How the matter can be taken further
- This policy is intended to provide you with an avenue to raise concerns within the Council. The Council hopes you will be satisfied.
- If you are not satisfied, and if you feel it is right to take the matter outside the Council, the following are possible contacts:
- the external Auditor
- relevant professional bodies or regulatory organisations
- your solicitor
- the Police
- If you do take the matter outside the Council, you need to take care with regard to the possible disclosure of confidential information. If you are in any doubt as to your position, you should check with either your external contact or the Council's Monitoring Officer

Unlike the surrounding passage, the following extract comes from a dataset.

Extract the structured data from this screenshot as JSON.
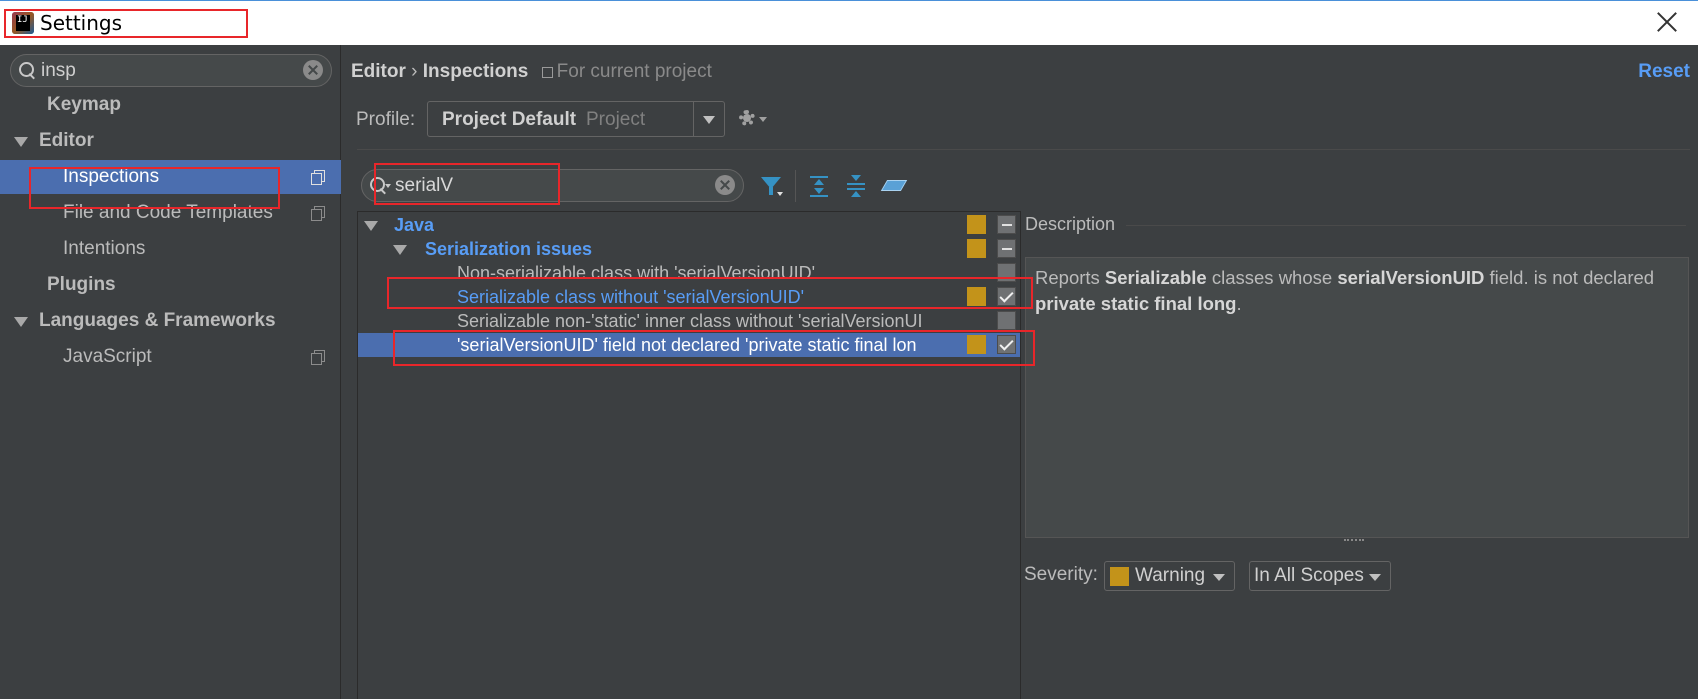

- You are strongly advised not to refer concerns to the press. If, notwithstanding this advice, you do decide to contact the press, you should make certain that:-
- you have exhausted all the avenues described above;
- you do not disclose confidential information;
- you do not make false allegations which could result in libel proceedings;
- Adverse publicity can damage the reputation of the Council and its avenues available, it is likely that you will be in breach of your contract of employment and liable to disciplinary action.
- Allegations or concerns about possible wrongdoing by Councillors should be discussed with the Council’s Monitoring Officer, Meesha Patel on 01386 565476.
- All Councillors are subject to a Code of Conduct and, if there is evidence that they have breached this, they are liable to be reported and, where appropriate, investigated under the statutory regime. It is possible that hearings will be arranged in order to determine whether or not there has been misconduct and, if so, the imposition of appropriate sanctions.
Persons working for Council contractors
- The Council wishes the principles and procedures set out above to apply, so far as possible, to persons working for Council contractors.
- Such persons may have concerns about possible wrongdoing:
- by Council officers
- by Councillors
- by work colleagues engaged in performing works or services for the Council
- If persons have any concerns, they are encouraged to contact either their Manager or the Council's Monitoring Officer, Meesha Patel on 01386 565476 in the first instance.
- The Monitoring Officer will follow the same approach and endeavour to provide the same safeguards as would apply to a concern expressed by a Council employee.
Public Interest Disclosure Act 1998
- The Public Interest Disclosure Act 1998 gives statutory protection to persons who raise concerns about possible wrongdoing in good faith. Additional provisions are inserted into the Employment Rights Act 1996 relative to "protected disclosures" and the rights of employees not to suffer detriment through making such disclosures.
- The Council's Whistleblowing Policy is intended to complement the statutory protection now given to employees, rather than detract from it. For the avoidance of doubt, an employee's statutory rights will not be affected in any way by the Whistleblowing Policy.